Column: A Graduation Cliche Never Dies

Valley News - Shawn Braley

Valley News - Shawn Braley

June is the season for graduations, and my thoughts turn naturally to cliches. As a high school teacher for four decades, I attended a dizzying number of graduations and heard many of the same words and phrases year after year and felt, year after year, a mystifying enchantment because there’s a certain charm to the young and their cliches. For me, it’s their innocence, their partial understanding, and their excitement with words that to an older ear sound flat and lifeless, but to them ring with originality.

This year once again seniors will step to the podium and fortify their words with quotations from poetry they remember from English class or childhood rhymes their parents once read to them at bedtime. For poets, they will turn to Tennyson —

… for my purpose holds

To sail beyond the sunset and the baths

Of all the western stars, until I die.

… strong in will

To strive, to seek, to find, and not to yield.

or to Frost –

And I –

I took the one less traveled by,

And that has made all the difference.

It takes a cold heart not to be moved by these brave and hopeful words in the mouths of young speakers about to set out into the world.

It doesn’t matter that they so often misinterpret the lines they quote. Frost’s line “And that has made all the difference” is meant to be ironic. The speaker is amused with himself because he knows that one day he will look back over his life and find meaning where there was little, or none at all. Tennyson’s poem creates a twist on a Homeric epic where his Ulysses, a man who has finally made his way home to his family after 20 years of adventures, is so restless after three days of domestic life that he decides to sail away in the night. He is not a role model many parents in the audience imagine for their children. But that’s the paradox of cliches. They mean whatever we want them to, and we are moved at a graduation when a young speaker urges his classmates to be bold and original and, as Tennyson writes, to sail beyond the sunset.

In writing class, cliches are another matter, and teachers are trained to detect them like foul smells in a kitchen. I used to circle them on student papers and write, “Avoid these like the plague!” in the margin to make a point; but what I remember more clearly is the sadness I’d feel when I tried to explain how the words could not carry the meaning the writer intended. It’s a hard case to make. A student using the expression “It is what it is” for the first time hears only cadence and truth, and words that make me cringe are for him or her a kind of magic. I remember a revelation that arrived one day when as a young adult I took a vase of wilting wildflowers from the mantle piece — drooping mulleins and bugloss and many others, all far beyond their time, with one exception. Suddenly I understood the real meaning of the cliche “as fresh as a daisy.”
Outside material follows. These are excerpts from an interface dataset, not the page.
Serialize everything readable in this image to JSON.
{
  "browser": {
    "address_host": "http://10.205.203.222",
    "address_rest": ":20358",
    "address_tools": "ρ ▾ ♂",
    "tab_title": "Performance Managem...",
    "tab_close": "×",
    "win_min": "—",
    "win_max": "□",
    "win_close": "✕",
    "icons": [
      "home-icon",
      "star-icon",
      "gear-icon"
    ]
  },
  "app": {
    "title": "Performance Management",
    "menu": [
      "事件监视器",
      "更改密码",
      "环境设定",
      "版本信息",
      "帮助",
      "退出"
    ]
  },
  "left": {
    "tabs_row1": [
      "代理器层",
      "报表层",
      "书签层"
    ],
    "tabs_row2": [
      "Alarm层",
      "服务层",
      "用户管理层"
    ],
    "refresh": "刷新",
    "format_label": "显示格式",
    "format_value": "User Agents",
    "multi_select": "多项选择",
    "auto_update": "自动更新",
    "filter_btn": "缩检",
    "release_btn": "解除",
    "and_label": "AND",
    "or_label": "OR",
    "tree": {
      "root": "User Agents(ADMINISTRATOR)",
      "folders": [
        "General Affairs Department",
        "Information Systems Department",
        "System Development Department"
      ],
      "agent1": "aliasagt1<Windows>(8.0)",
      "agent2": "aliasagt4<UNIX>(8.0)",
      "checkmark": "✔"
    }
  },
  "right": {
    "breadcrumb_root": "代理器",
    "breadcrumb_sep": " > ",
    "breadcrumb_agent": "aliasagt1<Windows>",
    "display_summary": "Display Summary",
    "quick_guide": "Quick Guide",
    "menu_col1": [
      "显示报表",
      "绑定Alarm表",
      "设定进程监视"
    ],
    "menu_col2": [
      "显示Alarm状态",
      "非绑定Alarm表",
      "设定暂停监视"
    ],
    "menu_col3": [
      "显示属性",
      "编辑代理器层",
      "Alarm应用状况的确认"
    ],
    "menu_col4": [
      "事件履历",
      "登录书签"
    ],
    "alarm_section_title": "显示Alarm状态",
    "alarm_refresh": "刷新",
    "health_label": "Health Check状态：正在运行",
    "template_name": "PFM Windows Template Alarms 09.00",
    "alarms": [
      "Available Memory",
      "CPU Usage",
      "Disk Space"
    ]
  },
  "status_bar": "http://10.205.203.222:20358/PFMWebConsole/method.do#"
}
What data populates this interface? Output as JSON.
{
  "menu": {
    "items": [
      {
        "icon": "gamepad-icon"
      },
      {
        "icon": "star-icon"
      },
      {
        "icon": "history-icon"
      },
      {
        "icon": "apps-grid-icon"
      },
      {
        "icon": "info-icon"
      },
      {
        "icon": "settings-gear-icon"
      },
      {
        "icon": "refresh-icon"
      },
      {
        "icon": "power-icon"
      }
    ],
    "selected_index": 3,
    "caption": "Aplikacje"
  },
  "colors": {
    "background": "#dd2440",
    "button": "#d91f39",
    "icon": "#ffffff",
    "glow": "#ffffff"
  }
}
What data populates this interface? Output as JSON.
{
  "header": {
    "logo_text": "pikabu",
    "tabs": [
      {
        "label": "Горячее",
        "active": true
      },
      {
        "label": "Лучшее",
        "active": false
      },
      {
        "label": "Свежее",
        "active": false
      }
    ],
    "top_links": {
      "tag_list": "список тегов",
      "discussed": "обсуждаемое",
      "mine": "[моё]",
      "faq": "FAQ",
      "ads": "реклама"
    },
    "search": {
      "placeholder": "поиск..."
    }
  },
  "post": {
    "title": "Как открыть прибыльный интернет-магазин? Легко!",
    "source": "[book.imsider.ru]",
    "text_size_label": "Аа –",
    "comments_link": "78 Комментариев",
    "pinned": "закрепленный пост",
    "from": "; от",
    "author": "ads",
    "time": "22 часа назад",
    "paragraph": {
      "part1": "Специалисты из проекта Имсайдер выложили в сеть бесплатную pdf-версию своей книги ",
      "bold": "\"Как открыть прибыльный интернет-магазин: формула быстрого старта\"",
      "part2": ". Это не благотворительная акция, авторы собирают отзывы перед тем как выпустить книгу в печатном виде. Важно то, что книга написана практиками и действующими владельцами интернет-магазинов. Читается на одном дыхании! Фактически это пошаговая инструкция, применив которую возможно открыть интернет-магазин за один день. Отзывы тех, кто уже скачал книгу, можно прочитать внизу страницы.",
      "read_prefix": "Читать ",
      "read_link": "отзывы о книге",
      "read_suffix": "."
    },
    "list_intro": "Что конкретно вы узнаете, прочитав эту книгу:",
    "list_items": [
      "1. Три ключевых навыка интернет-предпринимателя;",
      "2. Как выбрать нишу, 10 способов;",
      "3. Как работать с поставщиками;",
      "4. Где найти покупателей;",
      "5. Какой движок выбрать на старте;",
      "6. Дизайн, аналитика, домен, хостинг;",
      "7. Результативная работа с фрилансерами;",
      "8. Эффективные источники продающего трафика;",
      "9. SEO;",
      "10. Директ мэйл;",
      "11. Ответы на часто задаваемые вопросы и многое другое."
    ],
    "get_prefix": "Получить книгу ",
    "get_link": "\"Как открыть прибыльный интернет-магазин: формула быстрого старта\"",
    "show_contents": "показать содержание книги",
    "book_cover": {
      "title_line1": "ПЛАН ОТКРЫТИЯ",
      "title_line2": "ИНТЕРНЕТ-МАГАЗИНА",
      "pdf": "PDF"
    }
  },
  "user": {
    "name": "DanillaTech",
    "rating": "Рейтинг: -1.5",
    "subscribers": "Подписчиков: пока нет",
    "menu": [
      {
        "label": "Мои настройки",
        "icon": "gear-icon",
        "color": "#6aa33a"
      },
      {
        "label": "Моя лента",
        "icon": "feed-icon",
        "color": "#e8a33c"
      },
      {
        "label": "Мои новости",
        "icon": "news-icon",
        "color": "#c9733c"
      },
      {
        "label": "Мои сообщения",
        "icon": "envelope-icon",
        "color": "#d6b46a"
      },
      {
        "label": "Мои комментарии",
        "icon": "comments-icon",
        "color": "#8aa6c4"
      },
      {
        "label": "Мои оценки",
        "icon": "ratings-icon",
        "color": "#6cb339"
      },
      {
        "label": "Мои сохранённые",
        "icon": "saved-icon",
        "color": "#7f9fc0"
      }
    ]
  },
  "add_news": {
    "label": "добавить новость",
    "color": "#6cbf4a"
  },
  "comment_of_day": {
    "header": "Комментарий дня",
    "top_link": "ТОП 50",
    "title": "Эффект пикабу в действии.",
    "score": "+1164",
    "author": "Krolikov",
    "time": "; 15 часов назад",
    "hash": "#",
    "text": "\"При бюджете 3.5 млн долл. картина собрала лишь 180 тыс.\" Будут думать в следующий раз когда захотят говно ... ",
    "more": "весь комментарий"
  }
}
Most often, it was when I graded papers that I entertained existential questions. Halfway through writing a sentence in the margin, I would hear a voice. “Why, exactly, are you doing this?” it would ask as I fixed a cliche a student had mangled somehow in wording or intent. At first, what I’d feel was the sting of hypocrisy as I explained how the cliche was supposed to read; and then as I added the warning “Now, never write these words again!”, I’d feel a wave of sadness as if I’d uncovered for him or her one of life’s sordid truths.

If I’m honest, I’ll admit that cliches give me as much pleasure as pain because in every one lies the potential for a pun, an irony to exploit when life gets too serious. What I like best are the puns others stumble into accidentally. Years ago when I was very new at teaching and grading papers was a task only to dread, I came upon a startling turn in the essay of a sophomore girl. All I remember of the context is that it was wrong for what followed. “It’s a doggie dog world,” she wrote to nail a point she was making, conjuring in my mind a vision of puppies tumbling over bowls of food, an earthly canine heaven. These are the moments teachers wait for, and I was sure I would never again see anything like it. Then many years later when I was in my final decade in the classroom, it happened again, a different writer, but the exact same phrase — a doggie dog world. Enough time had passed for them to be mother and daughter. They weren’t, but there I was, attending the birth of a new cliche.

Cliches are born because we are drawn to imaginative language. When they are new, we remember them for their poetic turns and their dazzling metaphors; we summon them subconsciously to grace our own speech. This brings me back to the young and their June addresses. They will share the podium with academics and public figures, people who know better than to use words and ideas so familiar they have lost much of their meaning. But the young, blessedly, don’t always know better, and that is what we love in them. If we listen carefully and imagine ourselves at that age, we hear exactly what they mean.

Jonathan Stableford lives in Strafford.